Excerpts from an interface dataset:
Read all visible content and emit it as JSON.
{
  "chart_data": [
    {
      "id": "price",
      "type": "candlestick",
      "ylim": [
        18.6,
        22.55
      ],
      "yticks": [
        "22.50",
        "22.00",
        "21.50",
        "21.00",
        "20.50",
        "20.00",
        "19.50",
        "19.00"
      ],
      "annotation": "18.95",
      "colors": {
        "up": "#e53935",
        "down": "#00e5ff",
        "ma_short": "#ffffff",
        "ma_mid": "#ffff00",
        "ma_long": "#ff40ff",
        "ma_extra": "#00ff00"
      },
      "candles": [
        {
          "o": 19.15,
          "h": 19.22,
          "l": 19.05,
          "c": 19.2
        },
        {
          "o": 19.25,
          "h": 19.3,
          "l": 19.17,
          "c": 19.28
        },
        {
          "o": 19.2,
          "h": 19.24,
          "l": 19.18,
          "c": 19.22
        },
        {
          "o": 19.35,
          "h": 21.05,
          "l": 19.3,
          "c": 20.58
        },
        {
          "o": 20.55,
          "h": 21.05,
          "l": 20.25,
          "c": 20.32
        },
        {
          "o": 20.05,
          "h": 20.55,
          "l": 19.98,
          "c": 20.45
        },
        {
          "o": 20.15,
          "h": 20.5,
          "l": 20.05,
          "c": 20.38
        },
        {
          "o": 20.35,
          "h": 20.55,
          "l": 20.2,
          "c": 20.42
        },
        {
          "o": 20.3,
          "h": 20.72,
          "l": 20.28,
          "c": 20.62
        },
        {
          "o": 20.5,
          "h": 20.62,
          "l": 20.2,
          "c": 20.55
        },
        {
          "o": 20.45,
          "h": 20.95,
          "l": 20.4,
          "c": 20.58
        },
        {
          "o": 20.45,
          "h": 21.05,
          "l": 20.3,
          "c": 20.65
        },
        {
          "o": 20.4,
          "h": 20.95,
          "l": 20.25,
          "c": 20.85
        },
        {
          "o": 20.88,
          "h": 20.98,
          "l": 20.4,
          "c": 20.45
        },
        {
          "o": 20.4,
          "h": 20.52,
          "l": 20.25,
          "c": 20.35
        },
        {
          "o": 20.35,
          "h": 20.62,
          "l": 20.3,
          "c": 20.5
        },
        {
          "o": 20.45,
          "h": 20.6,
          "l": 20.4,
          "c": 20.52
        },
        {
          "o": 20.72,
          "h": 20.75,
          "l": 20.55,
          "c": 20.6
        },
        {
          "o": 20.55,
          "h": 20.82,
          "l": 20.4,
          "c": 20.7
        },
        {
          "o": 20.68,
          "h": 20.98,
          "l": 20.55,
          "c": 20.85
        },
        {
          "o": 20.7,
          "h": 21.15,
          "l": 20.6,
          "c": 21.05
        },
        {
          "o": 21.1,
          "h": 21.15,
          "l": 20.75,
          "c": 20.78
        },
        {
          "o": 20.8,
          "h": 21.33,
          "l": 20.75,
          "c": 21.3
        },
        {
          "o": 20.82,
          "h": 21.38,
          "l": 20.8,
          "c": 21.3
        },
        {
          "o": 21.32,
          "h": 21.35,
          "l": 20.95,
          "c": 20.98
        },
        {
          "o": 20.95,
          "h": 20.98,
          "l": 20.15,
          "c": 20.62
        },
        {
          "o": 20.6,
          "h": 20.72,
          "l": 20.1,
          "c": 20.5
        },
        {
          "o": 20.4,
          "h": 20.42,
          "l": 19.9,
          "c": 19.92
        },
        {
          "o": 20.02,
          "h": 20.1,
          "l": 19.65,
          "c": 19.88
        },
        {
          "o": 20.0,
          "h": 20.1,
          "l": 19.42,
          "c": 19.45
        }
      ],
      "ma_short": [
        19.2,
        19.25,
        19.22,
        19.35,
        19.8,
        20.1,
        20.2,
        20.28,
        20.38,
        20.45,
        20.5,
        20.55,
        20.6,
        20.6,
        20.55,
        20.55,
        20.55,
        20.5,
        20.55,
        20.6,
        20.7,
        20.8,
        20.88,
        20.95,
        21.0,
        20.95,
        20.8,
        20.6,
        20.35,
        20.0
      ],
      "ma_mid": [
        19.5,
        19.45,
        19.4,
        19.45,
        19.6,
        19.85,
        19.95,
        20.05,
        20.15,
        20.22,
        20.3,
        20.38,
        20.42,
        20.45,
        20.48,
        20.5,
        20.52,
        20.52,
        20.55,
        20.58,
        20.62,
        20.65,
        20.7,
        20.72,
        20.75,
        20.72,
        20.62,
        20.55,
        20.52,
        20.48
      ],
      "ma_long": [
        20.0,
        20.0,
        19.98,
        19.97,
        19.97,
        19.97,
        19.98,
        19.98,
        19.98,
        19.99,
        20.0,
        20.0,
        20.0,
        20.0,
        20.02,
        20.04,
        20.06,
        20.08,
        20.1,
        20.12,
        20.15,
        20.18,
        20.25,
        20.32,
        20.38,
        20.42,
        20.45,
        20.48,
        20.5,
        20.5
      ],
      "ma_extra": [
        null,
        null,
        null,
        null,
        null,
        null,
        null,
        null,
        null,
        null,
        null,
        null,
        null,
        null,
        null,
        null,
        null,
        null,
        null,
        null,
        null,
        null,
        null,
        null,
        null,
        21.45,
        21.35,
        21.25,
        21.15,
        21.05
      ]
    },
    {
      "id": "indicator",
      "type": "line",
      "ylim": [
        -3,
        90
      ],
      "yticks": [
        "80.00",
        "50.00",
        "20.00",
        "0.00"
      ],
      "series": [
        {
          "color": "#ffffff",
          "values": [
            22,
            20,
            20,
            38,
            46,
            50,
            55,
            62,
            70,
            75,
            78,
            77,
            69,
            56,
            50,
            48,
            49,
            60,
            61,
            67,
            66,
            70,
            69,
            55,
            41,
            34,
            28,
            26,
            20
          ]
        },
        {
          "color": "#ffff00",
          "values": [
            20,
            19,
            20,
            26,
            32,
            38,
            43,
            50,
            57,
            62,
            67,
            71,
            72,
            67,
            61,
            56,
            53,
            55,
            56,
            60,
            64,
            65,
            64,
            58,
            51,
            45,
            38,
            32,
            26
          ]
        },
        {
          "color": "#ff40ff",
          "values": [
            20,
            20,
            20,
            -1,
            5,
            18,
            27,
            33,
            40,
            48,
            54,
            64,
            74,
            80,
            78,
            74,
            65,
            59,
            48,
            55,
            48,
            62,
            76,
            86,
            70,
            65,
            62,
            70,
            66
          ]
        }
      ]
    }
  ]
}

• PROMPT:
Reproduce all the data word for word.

• ANSWER SECTION:
Read all visible content and emit it as JSON.
{
  "chart_data": [
    {
      "id": "price",
      "type": "candlestick",
      "ylim": [
        18.6,
        22.55
      ],
      "yticks": [
        "22.50",
        "22.00",
        "21.50",
        "21.00",
        "20.50",
        "20.00",
        "19.50",
        "19.00"
      ],
      "annotation": "18.95",
      "colors": {
        "up": "#e53935",
        "down": "#00e5ff",
        "ma_short": "#ffffff",
        "ma_mid": "#ffff00",
        "ma_long": "#ff40ff",
        "ma_extra": "#00ff00"
      },
      "candles": [
        {
          "o": 19.15,
          "h": 19.22,
          "l": 19.05,
          "c": 19.2
        },
        {
          "o": 19.25,
          "h": 19.3,
          "l": 19.17,
          "c": 19.28
        },
        {
          "o": 19.2,
          "h": 19.24,
          "l": 19.18,
          "c": 19.22
        },
        {
          "o": 19.35,
          "h": 21.05,
          "l": 19.3,
          "c": 20.58
        },
        {
          "o": 20.55,
          "h": 21.05,
          "l": 20.25,
          "c": 20.32
        },
        {
          "o": 20.05,
          "h": 20.55,
          "l": 19.98,
          "c": 20.45
        },
        {
          "o": 20.15,
          "h": 20.5,
          "l": 20.05,
          "c": 20.38
        },
        {
          "o": 20.35,
          "h": 20.55,
          "l": 20.2,
          "c": 20.42
        },
        {
          "o": 20.3,
          "h": 20.72,
          "l": 20.28,
          "c": 20.62
        },
        {
          "o": 20.5,
          "h": 20.62,
          "l": 20.2,
          "c": 20.55
        },
        {
          "o": 20.45,
          "h": 20.95,
          "l": 20.4,
          "c": 20.58
        },
        {
          "o": 20.45,
          "h": 21.05,
          "l": 20.3,
          "c": 20.65
        },
        {
          "o": 20.4,
          "h": 20.95,
          "l": 20.25,
          "c": 20.85
        },
        {
          "o": 20.88,
          "h": 20.98,
          "l": 20.4,
          "c": 20.45
        },
        {
          "o": 20.4,
          "h": 20.52,
          "l": 20.25,
          "c": 20.35
        },
        {
          "o": 20.35,
          "h": 20.62,
          "l": 20.3,
          "c": 20.5
        },
        {
          "o": 20.45,
          "h": 20.6,
          "l": 20.4,
          "c": 20.52
        },
        {
          "o": 20.72,
          "h": 20.75,
          "l": 20.55,
          "c": 20.6
        },
        {
          "o": 20.55,
          "h": 20.82,
          "l": 20.4,
          "c": 20.7
        },
        {
          "o": 20.68,
          "h": 20.98,
          "l": 20.55,
          "c": 20.85
        },
        {
          "o": 20.7,
          "h": 21.15,
          "l": 20.6,
          "c": 21.05
        },
        {
          "o": 21.1,
          "h": 21.15,
          "l": 20.75,
          "c": 20.78
        },
        {
          "o": 20.8,
          "h": 21.33,
          "l": 20.75,
          "c": 21.3
        },
        {
          "o": 20.82,
          "h": 21.38,
          "l": 20.8,
          "c": 21.3
        },
        {
          "o": 21.32,
          "h": 21.35,
          "l": 20.95,
          "c": 20.98
        },
        {
          "o": 20.95,
          "h": 20.98,
          "l": 20.15,
          "c": 20.62
        },
        {
          "o": 20.6,
          "h": 20.72,
          "l": 20.1,
          "c": 20.5
        },
        {
          "o": 20.4,
          "h": 20.42,
          "l": 19.9,
          "c": 19.92
        },
        {
          "o": 20.02,
          "h": 20.1,
          "l": 19.65,
          "c": 19.88
        },
        {
          "o": 20.0,
          "h": 20.1,
          "l": 19.42,
          "c": 19.45
        }
      ],
      "ma_short": [
        19.2,
        19.25,
        19.22,
        19.35,
        19.8,
        20.1,
        20.2,
        20.28,
        20.38,
        20.45,
        20.5,
        20.55,
        20.6,
        20.6,
        20.55,
        20.55,
        20.55,
        20.5,
        20.55,
        20.6,
        20.7,
        20.8,
        20.88,
        20.95,
        21.0,
        20.95,
        20.8,
        20.6,
        20.35,
        20.0
      ],
      "ma_mid": [
        19.5,
        19.45,
        19.4,
        19.45,
        19.6,
        19.85,
        19.95,
        20.05,
        20.15,
        20.22,
        20.3,
        20.38,
        20.42,
        20.45,
        20.48,
        20.5,
        20.52,
        20.52,
        20.55,
        20.58,
        20.62,
        20.65,
        20.7,
        20.72,
        20.75,
        20.72,
        20.62,
        20.55,
        20.52,
        20.48
      ],
      "ma_long": [
        20.0,
        20.0,
        19.98,
        19.97,
        19.97,
        19.97,
        19.98,
        19.98,
        19.98,
        19.99,
        20.0,
        20.0,
        20.0,
        20.0,
        20.02,
        20.04,
        20.06,
        20.08,
        20.1,
        20.12,
        20.15,
        20.18,
        20.25,
        20.32,
        20.38,
        20.42,
        20.45,
        20.48,
        20.5,
        20.5
      ],
      "ma_extra": [
        null,
        null,
        null,
        null,
        null,
        null,
        null,
        null,
        null,
        null,
        null,
        null,
        null,
        null,
        null,
        null,
        null,
        null,
        null,
        null,
        null,
        null,
        null,
        null,
        null,
        21.45,
        21.35,
        21.25,
        21.15,
        21.05
      ]
    },
    {
      "id": "indicator",
      "type": "line",
      "ylim": [
        -3,
        90
      ],
      "yticks": [
        "80.00",
        "50.00",
        "20.00",
        "0.00"
      ],
      "series": [
        {
          "color": "#ffffff",
          "values": [
            22,
            20,
            20,
            38,
            46,
            50,
            55,
            62,
            70,
            75,
            78,
            77,
            69,
            56,
            50,
            48,
            49,
            60,
            61,
            67,
            66,
            70,
            69,
            55,
            41,
            34,
            28,
            26,
            20
          ]
        },
        {
          "color": "#ffff00",
          "values": [
            20,
            19,
            20,
            26,
            32,
            38,
            43,
            50,
            57,
            62,
            67,
            71,
            72,
            67,
            61,
            56,
            53,
            55,
            56,
            60,
            64,
            65,
            64,
            58,
            51,
            45,
            38,
            32,
            26
          ]
        },
        {
          "color": "#ff40ff",
          "values": [
            20,
            20,
            20,
            -1,
            5,
            18,
            27,
            33,
            40,
            48,
            54,
            64,
            74,
            80,
            78,
            74,
            65,
            59,
            48,
            55,
            48,
            62,
            76,
            86,
            70,
            65,
            62,
            70,
            66
          ]
        }
      ]
    }
  ]
}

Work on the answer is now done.